◆ EXERCISE
Reprint the lines below as they are, minus the pictures.

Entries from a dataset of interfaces
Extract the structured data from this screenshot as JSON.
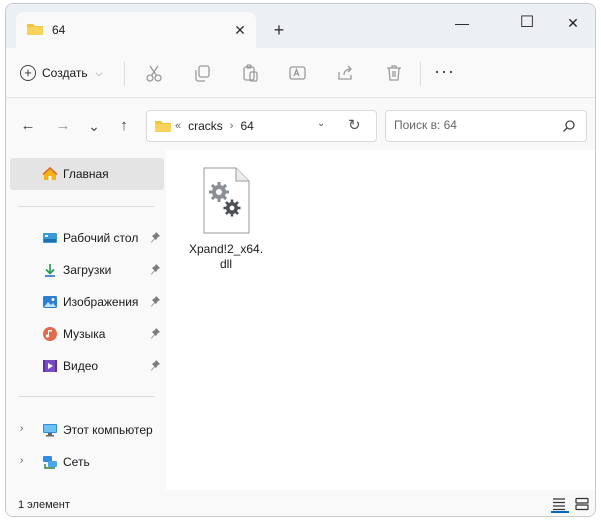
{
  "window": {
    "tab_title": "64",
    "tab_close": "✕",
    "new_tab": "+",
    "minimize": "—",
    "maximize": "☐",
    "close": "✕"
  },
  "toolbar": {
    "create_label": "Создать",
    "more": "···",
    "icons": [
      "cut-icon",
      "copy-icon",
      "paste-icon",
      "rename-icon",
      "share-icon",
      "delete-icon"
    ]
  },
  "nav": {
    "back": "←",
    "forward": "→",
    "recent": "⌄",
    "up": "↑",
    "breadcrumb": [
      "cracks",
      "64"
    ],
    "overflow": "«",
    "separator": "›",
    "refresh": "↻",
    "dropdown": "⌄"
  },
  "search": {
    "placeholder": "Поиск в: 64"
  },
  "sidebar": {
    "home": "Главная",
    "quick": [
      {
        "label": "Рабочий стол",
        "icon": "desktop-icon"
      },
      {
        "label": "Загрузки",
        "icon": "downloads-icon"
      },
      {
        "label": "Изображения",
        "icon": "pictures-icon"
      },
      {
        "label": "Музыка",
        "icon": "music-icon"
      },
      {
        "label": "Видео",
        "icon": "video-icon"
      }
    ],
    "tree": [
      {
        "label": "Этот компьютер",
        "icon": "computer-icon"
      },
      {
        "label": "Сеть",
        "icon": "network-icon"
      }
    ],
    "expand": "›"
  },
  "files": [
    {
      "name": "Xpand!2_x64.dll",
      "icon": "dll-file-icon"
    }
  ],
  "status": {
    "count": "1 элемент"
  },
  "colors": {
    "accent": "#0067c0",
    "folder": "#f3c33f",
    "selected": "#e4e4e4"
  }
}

◆ EXPECTED ANSWER
Extract the structured data from this screenshot as JSON.
{
  "window": {
    "tab_title": "64",
    "tab_close": "✕",
    "new_tab": "+",
    "minimize": "—",
    "maximize": "☐",
    "close": "✕"
  },
  "toolbar": {
    "create_label": "Создать",
    "more": "···",
    "icons": [
      "cut-icon",
      "copy-icon",
      "paste-icon",
      "rename-icon",
      "share-icon",
      "delete-icon"
    ]
  },
  "nav": {
    "back": "←",
    "forward": "→",
    "recent": "⌄",
    "up": "↑",
    "breadcrumb": [
      "cracks",
      "64"
    ],
    "overflow": "«",
    "separator": "›",
    "refresh": "↻",
    "dropdown": "⌄"
  },
  "search": {
    "placeholder": "Поиск в: 64"
  },
  "sidebar": {
    "home": "Главная",
    "quick": [
      {
        "label": "Рабочий стол",
        "icon": "desktop-icon"
      },
      {
        "label": "Загрузки",
        "icon": "downloads-icon"
      },
      {
        "label": "Изображения",
        "icon": "pictures-icon"
      },
      {
        "label": "Музыка",
        "icon": "music-icon"
      },
      {
        "label": "Видео",
        "icon": "video-icon"
      }
    ],
    "tree": [
      {
        "label": "Этот компьютер",
        "icon": "computer-icon"
      },
      {
        "label": "Сеть",
        "icon": "network-icon"
      }
    ],
    "expand": "›"
  },
  "files": [
    {
      "name": "Xpand!2_x64.dll",
      "icon": "dll-file-icon"
    }
  ],
  "status": {
    "count": "1 элемент"
  },
  "colors": {
    "accent": "#0067c0",
    "folder": "#f3c33f",
    "selected": "#e4e4e4"
  }
}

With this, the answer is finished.